**Entries from a dataset of interfaces**.
>>>>

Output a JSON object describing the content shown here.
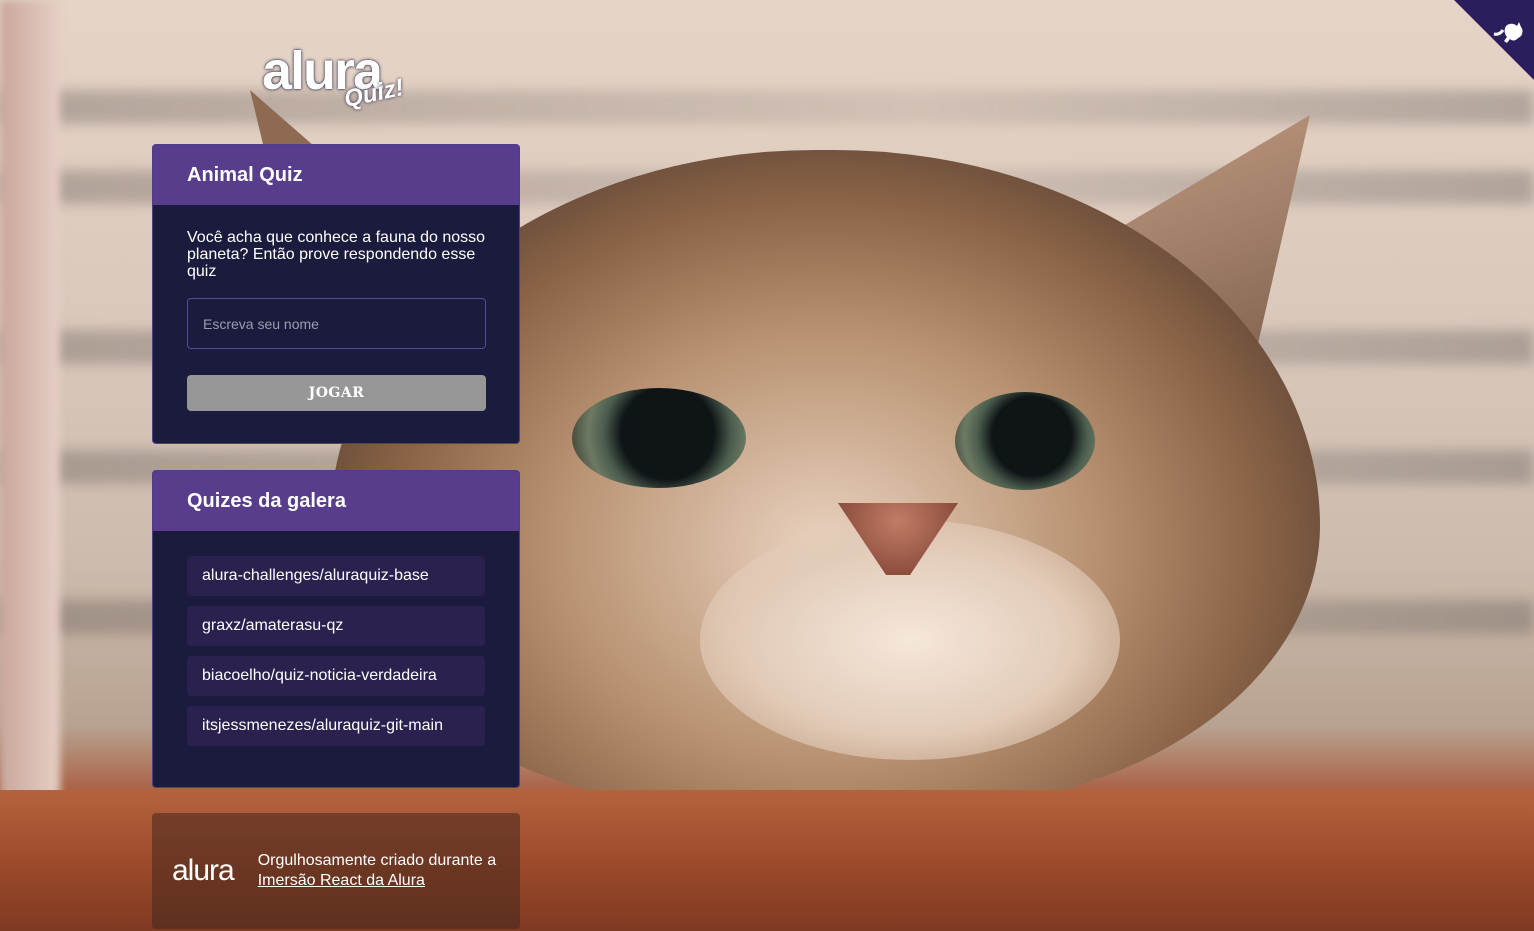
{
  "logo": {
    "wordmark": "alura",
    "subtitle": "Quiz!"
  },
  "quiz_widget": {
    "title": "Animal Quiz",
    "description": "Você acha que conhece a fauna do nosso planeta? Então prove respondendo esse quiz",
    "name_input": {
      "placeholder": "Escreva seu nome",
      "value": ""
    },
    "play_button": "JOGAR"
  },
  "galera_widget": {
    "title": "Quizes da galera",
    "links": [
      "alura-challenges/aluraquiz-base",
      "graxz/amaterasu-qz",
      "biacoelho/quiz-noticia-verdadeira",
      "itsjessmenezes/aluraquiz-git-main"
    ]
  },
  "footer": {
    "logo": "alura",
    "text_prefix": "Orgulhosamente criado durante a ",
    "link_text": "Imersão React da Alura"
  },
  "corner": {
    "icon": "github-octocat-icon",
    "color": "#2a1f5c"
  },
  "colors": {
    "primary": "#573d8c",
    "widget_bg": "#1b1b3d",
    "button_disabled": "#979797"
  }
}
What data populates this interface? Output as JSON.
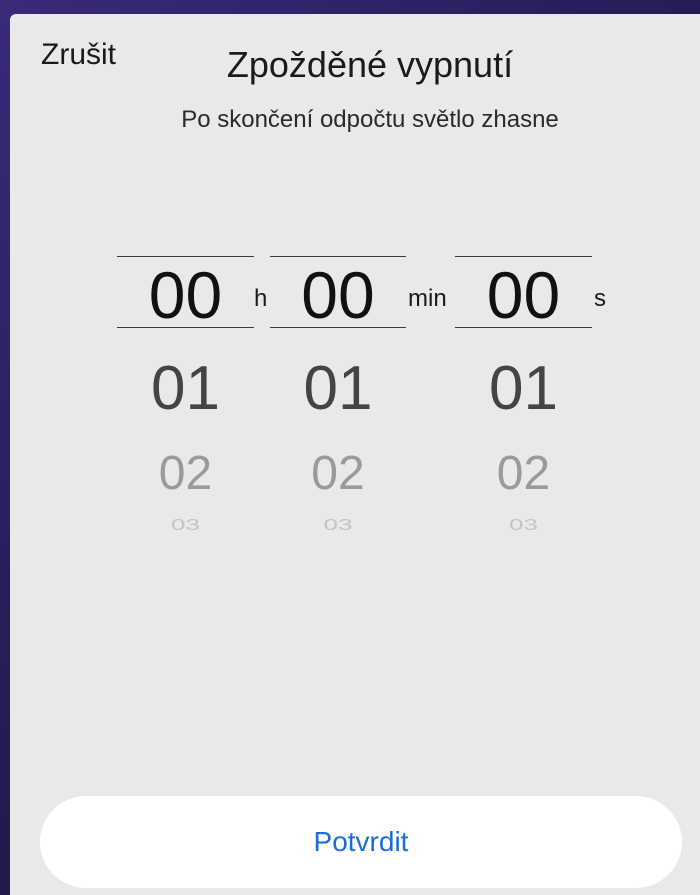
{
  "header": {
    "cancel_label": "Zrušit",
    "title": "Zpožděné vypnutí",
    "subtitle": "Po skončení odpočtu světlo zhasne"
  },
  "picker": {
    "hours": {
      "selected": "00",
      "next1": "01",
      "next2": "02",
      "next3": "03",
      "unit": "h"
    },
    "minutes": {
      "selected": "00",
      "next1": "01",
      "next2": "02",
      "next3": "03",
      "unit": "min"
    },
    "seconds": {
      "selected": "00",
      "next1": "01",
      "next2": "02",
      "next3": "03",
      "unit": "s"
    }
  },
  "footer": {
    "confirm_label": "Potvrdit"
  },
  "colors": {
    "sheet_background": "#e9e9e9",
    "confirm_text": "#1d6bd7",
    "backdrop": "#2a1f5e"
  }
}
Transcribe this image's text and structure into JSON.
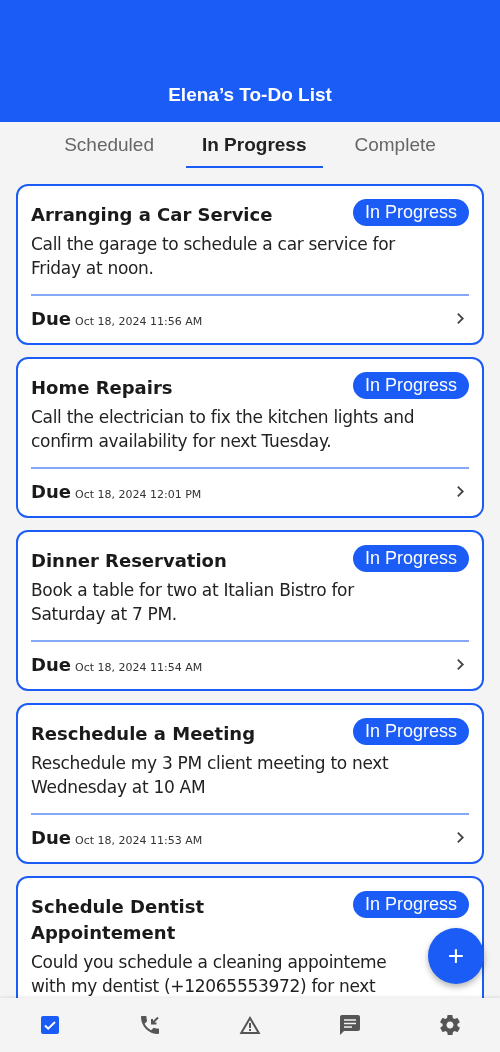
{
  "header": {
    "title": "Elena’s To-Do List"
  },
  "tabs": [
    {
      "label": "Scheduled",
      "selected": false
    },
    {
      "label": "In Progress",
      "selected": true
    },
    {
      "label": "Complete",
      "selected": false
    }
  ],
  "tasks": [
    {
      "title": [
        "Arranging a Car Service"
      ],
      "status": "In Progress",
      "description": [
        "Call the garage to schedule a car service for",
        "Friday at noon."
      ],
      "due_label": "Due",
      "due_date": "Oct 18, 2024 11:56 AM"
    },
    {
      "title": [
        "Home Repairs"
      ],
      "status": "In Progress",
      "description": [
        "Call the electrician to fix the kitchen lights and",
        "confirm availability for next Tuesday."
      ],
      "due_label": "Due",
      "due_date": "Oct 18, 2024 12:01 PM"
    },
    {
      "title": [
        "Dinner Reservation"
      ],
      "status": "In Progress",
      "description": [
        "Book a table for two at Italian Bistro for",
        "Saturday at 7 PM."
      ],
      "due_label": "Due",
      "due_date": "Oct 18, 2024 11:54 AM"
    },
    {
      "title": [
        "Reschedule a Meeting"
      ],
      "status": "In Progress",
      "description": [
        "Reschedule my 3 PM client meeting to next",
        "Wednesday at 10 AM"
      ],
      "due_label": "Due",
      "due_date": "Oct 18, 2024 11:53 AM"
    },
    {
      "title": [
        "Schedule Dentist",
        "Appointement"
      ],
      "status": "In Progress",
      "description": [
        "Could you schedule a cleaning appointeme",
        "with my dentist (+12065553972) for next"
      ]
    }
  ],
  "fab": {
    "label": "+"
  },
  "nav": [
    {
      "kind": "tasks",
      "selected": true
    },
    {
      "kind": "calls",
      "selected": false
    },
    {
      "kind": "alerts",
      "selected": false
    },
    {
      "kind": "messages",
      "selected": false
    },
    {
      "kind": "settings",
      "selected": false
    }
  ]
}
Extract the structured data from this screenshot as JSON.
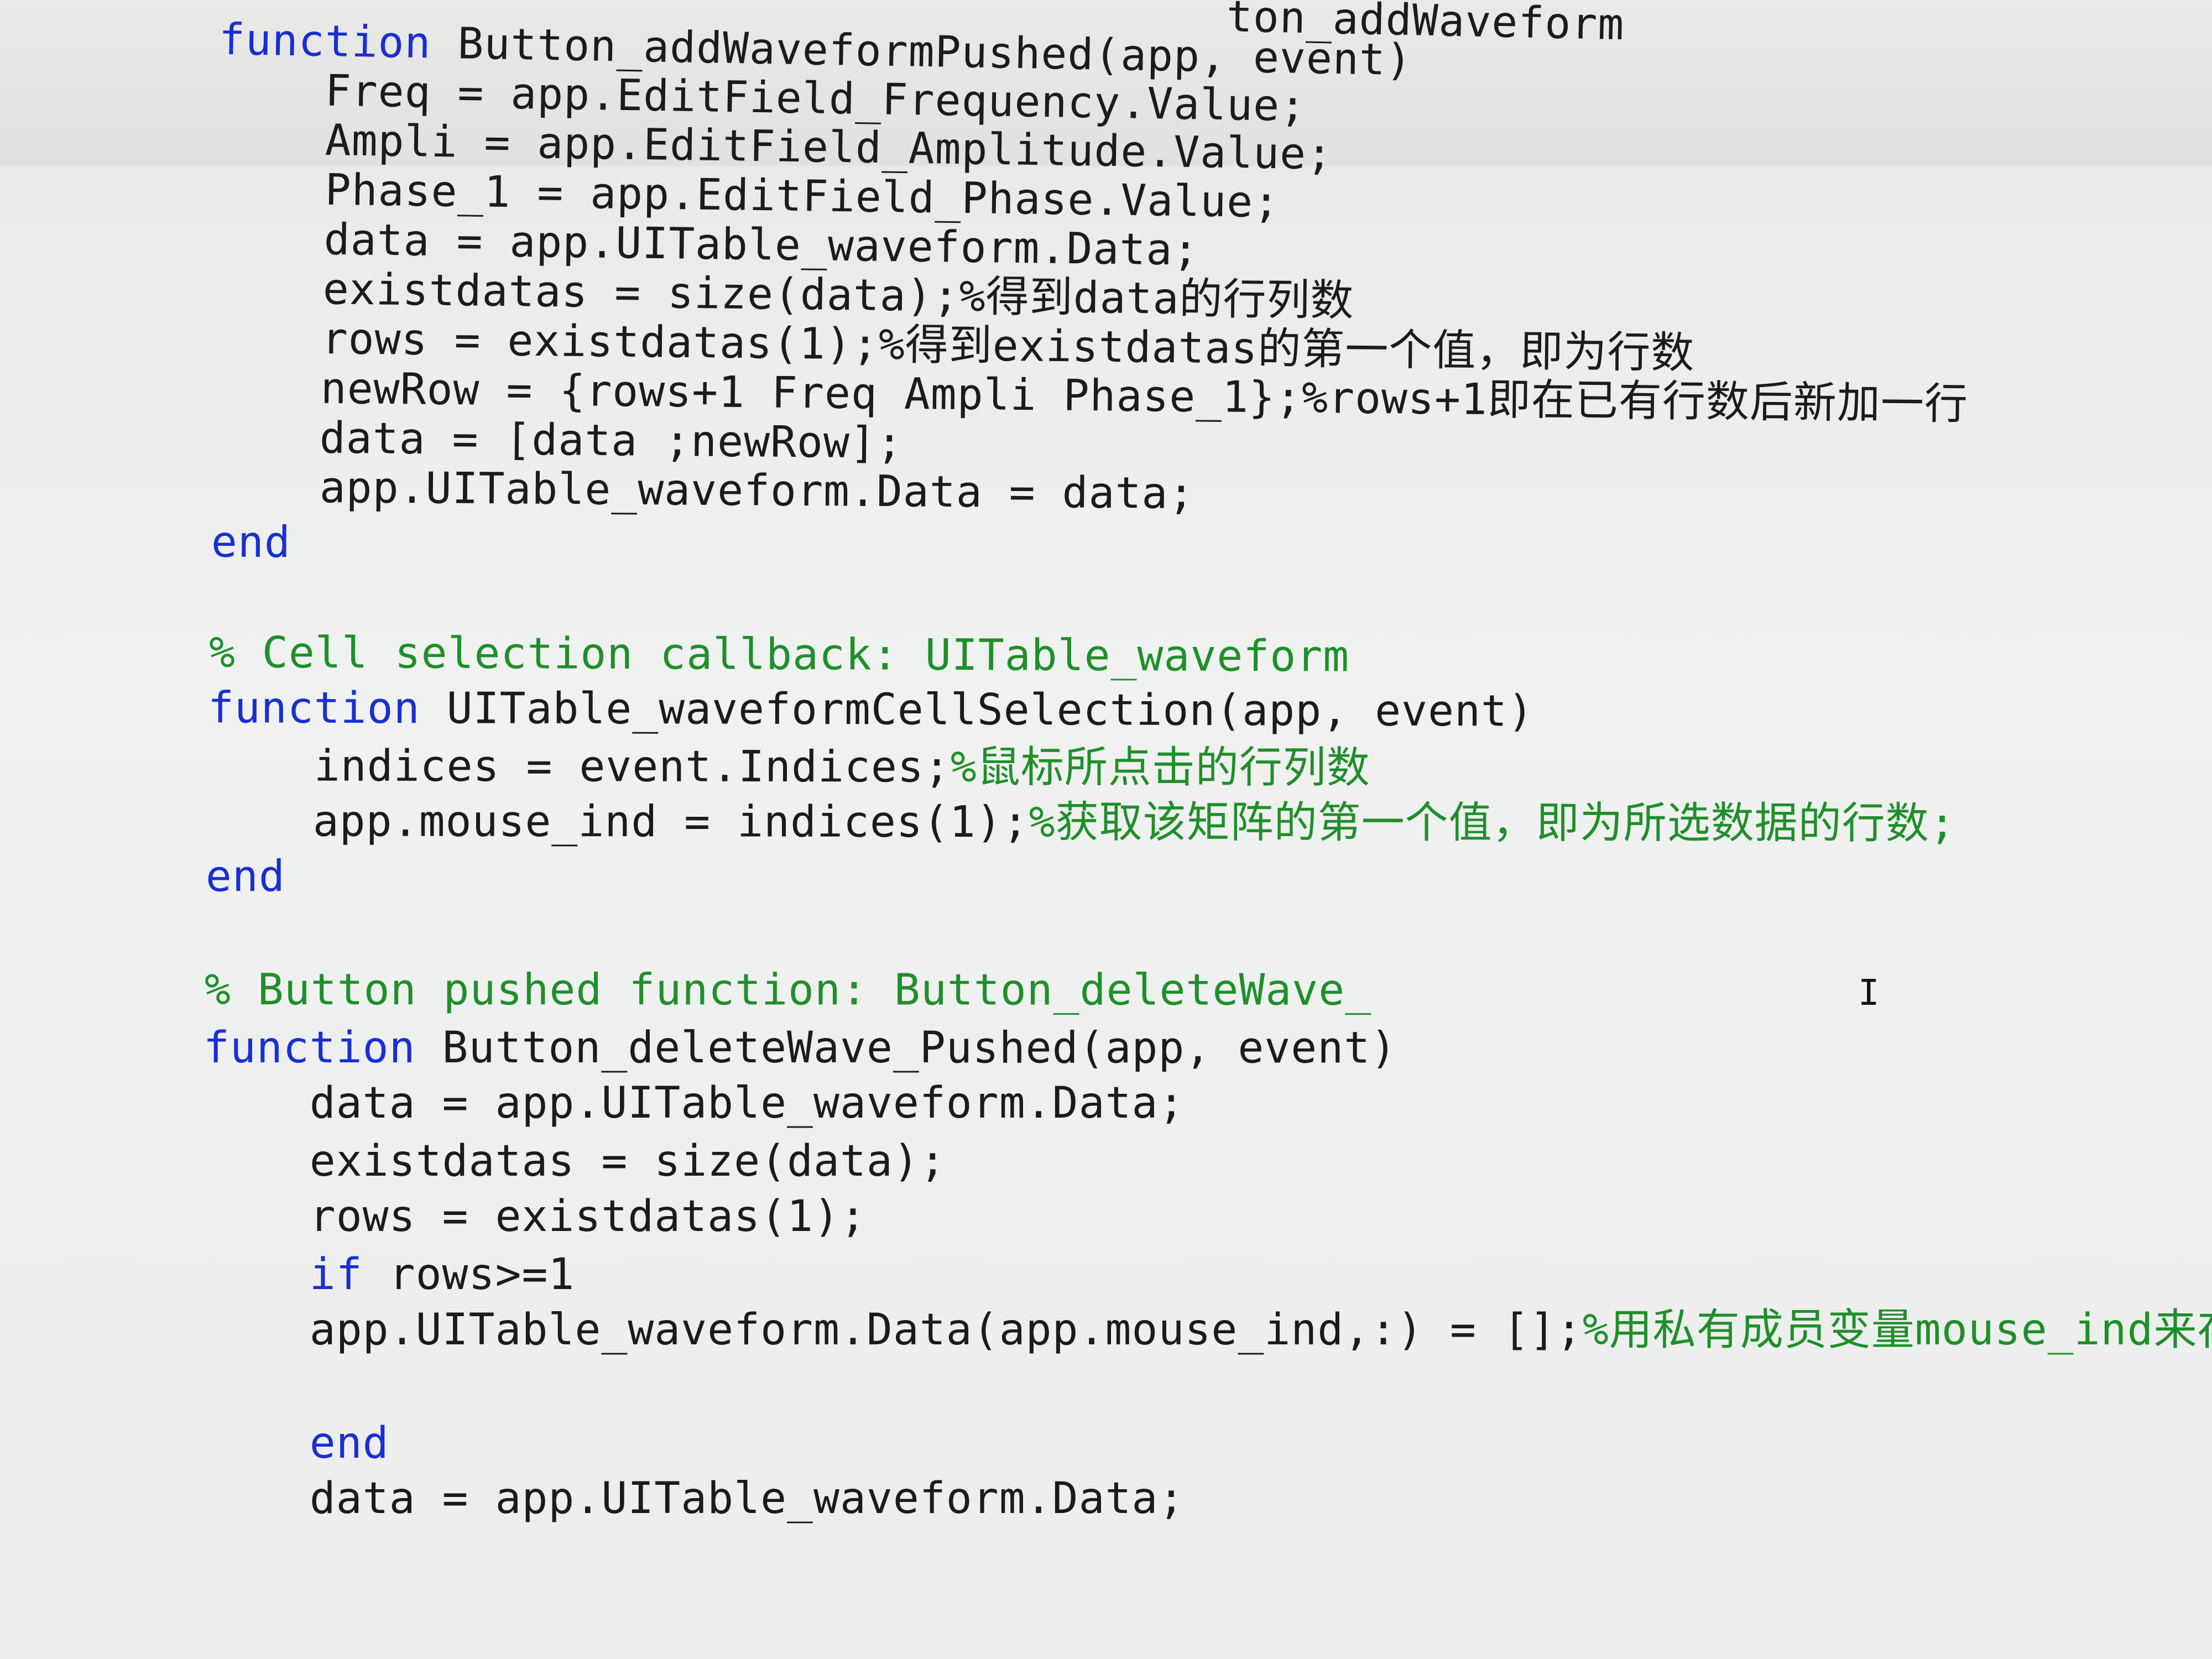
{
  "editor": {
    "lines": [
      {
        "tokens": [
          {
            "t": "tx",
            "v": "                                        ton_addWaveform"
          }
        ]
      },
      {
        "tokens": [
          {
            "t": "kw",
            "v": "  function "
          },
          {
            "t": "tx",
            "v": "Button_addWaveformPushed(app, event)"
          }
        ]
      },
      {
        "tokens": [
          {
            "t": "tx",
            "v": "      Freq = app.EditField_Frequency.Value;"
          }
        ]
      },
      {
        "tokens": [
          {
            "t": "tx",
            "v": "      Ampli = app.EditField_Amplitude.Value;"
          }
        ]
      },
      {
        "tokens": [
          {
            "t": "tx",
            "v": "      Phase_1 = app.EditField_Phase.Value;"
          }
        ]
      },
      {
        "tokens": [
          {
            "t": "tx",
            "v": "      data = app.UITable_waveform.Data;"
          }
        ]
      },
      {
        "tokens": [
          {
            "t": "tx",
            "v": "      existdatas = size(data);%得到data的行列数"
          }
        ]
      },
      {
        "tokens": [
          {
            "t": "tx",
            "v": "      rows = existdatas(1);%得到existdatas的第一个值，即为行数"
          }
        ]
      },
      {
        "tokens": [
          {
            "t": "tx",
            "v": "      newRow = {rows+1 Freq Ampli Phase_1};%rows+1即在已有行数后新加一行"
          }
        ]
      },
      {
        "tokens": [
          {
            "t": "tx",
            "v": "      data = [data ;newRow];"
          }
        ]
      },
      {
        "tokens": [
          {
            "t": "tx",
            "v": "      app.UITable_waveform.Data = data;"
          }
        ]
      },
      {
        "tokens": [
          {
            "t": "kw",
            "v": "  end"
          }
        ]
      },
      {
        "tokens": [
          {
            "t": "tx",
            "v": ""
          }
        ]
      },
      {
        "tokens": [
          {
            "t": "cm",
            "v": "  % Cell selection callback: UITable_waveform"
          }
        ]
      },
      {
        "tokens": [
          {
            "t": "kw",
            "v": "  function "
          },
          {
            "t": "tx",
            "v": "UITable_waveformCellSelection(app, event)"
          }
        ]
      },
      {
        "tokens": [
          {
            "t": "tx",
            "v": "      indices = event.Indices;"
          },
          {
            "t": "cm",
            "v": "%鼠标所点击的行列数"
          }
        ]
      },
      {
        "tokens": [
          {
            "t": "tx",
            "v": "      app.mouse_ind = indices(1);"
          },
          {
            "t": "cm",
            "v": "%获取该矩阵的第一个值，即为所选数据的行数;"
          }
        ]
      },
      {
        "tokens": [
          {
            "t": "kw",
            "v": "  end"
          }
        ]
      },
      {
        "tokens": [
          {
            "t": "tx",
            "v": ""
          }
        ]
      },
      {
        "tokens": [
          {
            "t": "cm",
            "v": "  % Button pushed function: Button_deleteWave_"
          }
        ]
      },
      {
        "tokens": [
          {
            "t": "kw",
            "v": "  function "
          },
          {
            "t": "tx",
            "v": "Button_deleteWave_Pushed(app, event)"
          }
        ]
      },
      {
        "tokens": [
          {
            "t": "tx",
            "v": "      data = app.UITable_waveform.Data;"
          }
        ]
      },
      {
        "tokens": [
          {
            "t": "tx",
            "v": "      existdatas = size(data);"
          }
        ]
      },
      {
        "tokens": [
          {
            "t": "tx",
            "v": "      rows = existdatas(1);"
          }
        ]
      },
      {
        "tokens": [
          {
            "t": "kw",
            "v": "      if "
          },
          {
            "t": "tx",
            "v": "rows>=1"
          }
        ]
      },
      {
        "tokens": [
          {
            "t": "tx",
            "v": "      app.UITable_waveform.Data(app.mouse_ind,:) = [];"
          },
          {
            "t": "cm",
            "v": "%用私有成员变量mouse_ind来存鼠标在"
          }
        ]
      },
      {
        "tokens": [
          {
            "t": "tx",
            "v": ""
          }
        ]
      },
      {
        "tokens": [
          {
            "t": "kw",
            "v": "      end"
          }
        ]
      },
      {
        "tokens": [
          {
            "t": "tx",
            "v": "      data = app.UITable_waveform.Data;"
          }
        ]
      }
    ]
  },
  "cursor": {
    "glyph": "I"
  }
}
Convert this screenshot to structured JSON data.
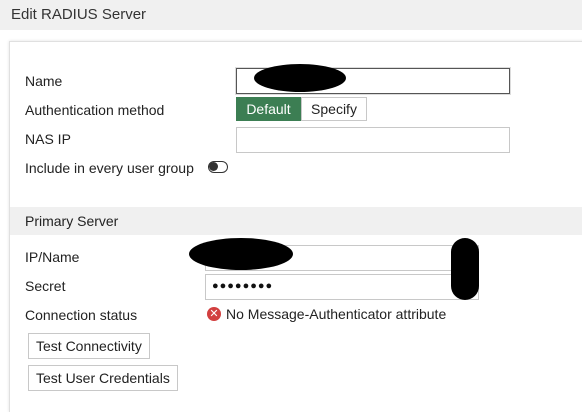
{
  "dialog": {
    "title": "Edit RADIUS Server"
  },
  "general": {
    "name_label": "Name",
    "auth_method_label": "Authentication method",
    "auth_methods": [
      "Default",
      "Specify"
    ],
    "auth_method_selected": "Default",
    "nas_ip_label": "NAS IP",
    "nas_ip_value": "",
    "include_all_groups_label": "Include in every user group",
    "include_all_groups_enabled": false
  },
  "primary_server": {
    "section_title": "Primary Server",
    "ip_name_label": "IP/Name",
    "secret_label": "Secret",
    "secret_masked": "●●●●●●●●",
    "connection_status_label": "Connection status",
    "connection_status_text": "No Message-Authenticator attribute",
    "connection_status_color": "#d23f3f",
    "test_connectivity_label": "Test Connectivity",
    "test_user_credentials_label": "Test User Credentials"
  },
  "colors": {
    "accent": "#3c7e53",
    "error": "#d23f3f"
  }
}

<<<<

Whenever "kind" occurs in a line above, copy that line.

      "kind": "tasks",
      "kind": "calls",
      "kind": "alerts",
      "kind": "messages",
      "kind": "settings",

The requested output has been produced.